Whilst Makar Sankranti marks the point in the Hindu calendar after which the days the start to lengthen and the nights start to shorten, for approximately 350,000 – many sources suggest more – Hindus in the Jammu and Kashmir region in 1990, this signalled the beginning of a darkness that has yet to be dispelled. On 19th January that year, Islamic insurgents stormed into the valley demanding the Hindus in the region to either convert to Islam, leave the area or die. Many lost their lives as they were forced to flee overnight and could not take any of their belongings with them. To this day, the Kashmiri Pandits, as they then became known, have not been able to return to the valley.
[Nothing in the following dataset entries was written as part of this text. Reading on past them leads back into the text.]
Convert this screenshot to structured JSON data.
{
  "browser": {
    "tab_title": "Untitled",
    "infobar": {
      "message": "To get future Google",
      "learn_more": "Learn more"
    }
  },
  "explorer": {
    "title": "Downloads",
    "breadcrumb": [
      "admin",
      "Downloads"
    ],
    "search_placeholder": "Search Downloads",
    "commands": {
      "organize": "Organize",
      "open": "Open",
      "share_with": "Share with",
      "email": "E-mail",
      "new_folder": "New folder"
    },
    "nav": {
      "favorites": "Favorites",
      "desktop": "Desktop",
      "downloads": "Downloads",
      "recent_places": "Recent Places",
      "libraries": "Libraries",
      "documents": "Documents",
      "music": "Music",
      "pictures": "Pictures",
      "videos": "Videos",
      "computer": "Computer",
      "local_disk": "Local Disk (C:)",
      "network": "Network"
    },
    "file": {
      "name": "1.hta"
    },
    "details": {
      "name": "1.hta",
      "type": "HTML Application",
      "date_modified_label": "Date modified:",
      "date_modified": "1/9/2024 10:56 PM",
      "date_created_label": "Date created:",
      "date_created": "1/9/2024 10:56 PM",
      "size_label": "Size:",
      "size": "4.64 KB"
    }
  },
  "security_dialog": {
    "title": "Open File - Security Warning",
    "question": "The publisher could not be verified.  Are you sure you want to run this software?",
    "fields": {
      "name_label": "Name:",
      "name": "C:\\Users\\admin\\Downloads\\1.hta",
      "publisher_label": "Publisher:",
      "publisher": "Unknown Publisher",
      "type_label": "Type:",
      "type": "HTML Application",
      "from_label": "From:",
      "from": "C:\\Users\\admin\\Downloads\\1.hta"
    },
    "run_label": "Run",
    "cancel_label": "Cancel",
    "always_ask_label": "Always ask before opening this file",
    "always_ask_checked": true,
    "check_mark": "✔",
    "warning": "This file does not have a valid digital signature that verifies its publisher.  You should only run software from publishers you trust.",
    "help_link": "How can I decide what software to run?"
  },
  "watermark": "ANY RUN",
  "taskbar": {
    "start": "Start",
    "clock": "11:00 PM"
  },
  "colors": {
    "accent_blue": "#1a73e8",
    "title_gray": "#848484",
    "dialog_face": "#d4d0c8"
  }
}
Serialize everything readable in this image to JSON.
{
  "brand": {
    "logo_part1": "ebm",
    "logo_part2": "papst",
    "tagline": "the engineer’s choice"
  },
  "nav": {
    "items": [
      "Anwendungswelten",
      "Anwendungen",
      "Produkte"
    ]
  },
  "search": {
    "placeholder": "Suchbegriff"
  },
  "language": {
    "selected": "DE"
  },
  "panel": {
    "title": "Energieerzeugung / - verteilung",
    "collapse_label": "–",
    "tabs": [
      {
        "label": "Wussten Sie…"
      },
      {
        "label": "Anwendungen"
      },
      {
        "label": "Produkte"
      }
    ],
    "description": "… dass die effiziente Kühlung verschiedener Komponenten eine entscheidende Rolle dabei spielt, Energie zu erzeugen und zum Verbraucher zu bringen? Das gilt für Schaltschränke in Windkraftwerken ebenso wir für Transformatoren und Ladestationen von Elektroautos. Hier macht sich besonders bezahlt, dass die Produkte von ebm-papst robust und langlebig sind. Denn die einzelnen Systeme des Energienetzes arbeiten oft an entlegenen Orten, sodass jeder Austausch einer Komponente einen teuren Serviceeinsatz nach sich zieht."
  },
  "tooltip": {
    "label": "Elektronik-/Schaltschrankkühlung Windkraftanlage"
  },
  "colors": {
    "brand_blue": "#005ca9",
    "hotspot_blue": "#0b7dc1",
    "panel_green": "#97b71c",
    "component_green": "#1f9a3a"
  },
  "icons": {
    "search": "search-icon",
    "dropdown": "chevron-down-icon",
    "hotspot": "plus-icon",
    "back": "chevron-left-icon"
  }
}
Though the event happened a number of years ago and may not affect our lives on a daily basis, it is very important that as British Hindu students, we take note of this issue, and understand our history. We are the protectors of satya (truth) and should develop an understanding of the facts of what is happening in the region. It is our duty to work towards the protection of our fellow human beings across the world, and our saying ‘vasudhaiva kutumbakam’ (the whole world is one family) should spur us on to overcome the barriers that prevent the Kashmiri Pandits from receiving justice. With a knowledge of our history and a sense of compassion, we can all take steps to make a difference in the world.
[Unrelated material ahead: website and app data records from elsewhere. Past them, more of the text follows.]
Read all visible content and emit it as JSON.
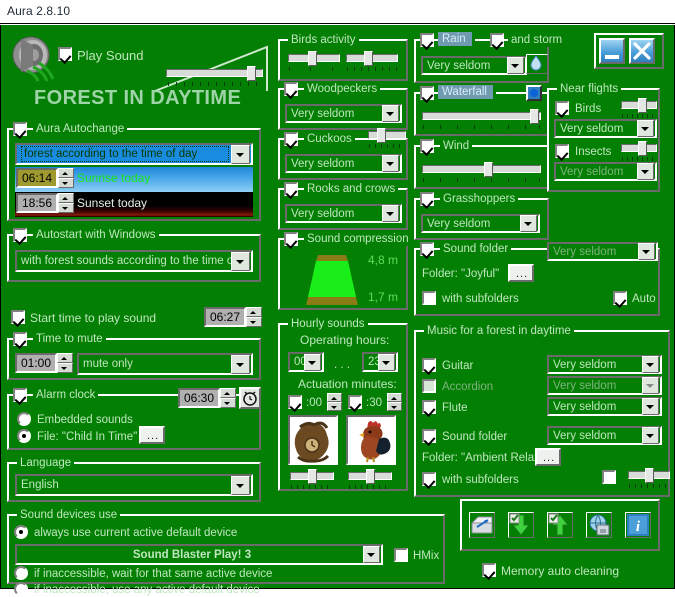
{
  "window": {
    "title": "Aura 2.8.10",
    "minimize_icon": "minimize-icon",
    "close_icon": "close-icon"
  },
  "header": {
    "play_sound_label": "Play Sound",
    "preset_title": "FOREST IN DAYTIME",
    "speaker_icon": "speaker-icon"
  },
  "aura_autochange": {
    "caption": "Aura Autochange",
    "mode_value": "forest according to the time of day",
    "sunrise_time": "06:14",
    "sunrise_label": "Sunrise today",
    "sunset_time": "18:56",
    "sunset_label": "Sunset today"
  },
  "autostart": {
    "caption": "Autostart with Windows",
    "value": "with forest sounds according to the time of day"
  },
  "start_time": {
    "label": "Start time to play sound",
    "value": "06:27"
  },
  "time_to_mute": {
    "caption": "Time to mute",
    "duration": "01:00",
    "mode": "mute only"
  },
  "alarm_clock": {
    "caption": "Alarm clock",
    "time": "06:30",
    "clock_icon": "alarm-clock-icon",
    "option_embedded": "Embedded sounds",
    "option_file": "File: \"Child In Time\"",
    "browse_icon": "browse-dots-icon"
  },
  "language": {
    "caption": "Language",
    "value": "English"
  },
  "sound_devices": {
    "caption": "Sound devices use",
    "option_always": "always use current active default device",
    "device": "Sound Blaster Play! 3",
    "hmix_label": "HMix",
    "option_wait": "if inaccessible, wait for that same active device",
    "option_any": "if inaccessible, use any active default device"
  },
  "birds_activity": {
    "caption": "Birds activity"
  },
  "woodpeckers": {
    "caption": "Woodpeckers",
    "value": "Very seldom"
  },
  "cuckoos": {
    "caption": "Cuckoos",
    "value": "Very seldom"
  },
  "rooks": {
    "caption": "Rooks and crows",
    "value": "Very seldom"
  },
  "sound_compression": {
    "caption": "Sound compression",
    "top_value": "4,8 m",
    "bottom_value": "1,7 m"
  },
  "hourly_sounds": {
    "caption": "Hourly sounds",
    "operating_hours_label": "Operating hours:",
    "hour_from": "00",
    "hours_sep": ". . .",
    "hour_to": "23",
    "actuation_label": "Actuation minutes:",
    "minute_00": ":00",
    "minute_30": ":30",
    "image_left": "cuckoo-clock-image",
    "image_right": "rooster-image"
  },
  "rain": {
    "caption": "Rain",
    "and_storm_label": "and storm",
    "value": "Very seldom",
    "drop_icon": "water-drop-icon"
  },
  "waterfall": {
    "caption": "Waterfall",
    "button_icon": "waterfall-dot-button"
  },
  "wind": {
    "caption": "Wind"
  },
  "grasshoppers": {
    "caption": "Grasshoppers",
    "value": "Very seldom"
  },
  "sound_folder_mid": {
    "caption": "Sound folder",
    "folder_label": "Folder: \"Joyful\"",
    "browse_icon": "browse-dots-icon",
    "subfolders_label": "with subfolders",
    "value": "Very seldom",
    "auto_label": "Auto"
  },
  "near_flights": {
    "caption": "Near flights",
    "birds_label": "Birds",
    "birds_value": "Very seldom",
    "insects_label": "Insects",
    "insects_value": "Very seldom"
  },
  "music": {
    "caption": "Music for a forest in daytime",
    "guitar_label": "Guitar",
    "guitar_value": "Very seldom",
    "accordion_label": "Accordion",
    "accordion_value": "Very seldom",
    "flute_label": "Flute",
    "flute_value": "Very seldom",
    "sound_folder_label": "Sound folder",
    "sound_folder_value": "Very seldom",
    "folder_label": "Folder: \"Ambient Relax\"",
    "browse_icon": "browse-dots-icon",
    "subfolders_label": "with subfolders"
  },
  "bottom_toolbar": {
    "icons": [
      "cleanup-icon",
      "download-icon",
      "upload-icon",
      "web-icon",
      "info-icon"
    ],
    "memory_label": "Memory auto cleaning"
  },
  "colors": {
    "background": "#038003",
    "text": "#bfe6bf",
    "text_dim": "#7fb27f",
    "highlight": "#6f9ab0",
    "accent_title": "#9fd4a8"
  }
}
NHSF (UK) were fortunate to be invited to the Commemoration of the 29th Kashmiri Hindus’ Exodus Day in the House of Commons on Thursday 17th January 2019. Sagar Ghelani from our National Committee (below, standing) provided a perspective from the youth on the relevance of the situation in Kashmir for British Hindu students. Mr Bob Blackman MP and Mr Virendra Sharma MP were present and highlighted the importance of working together as a Hindu community and taking an active approach by speaking to our MPs about this issue.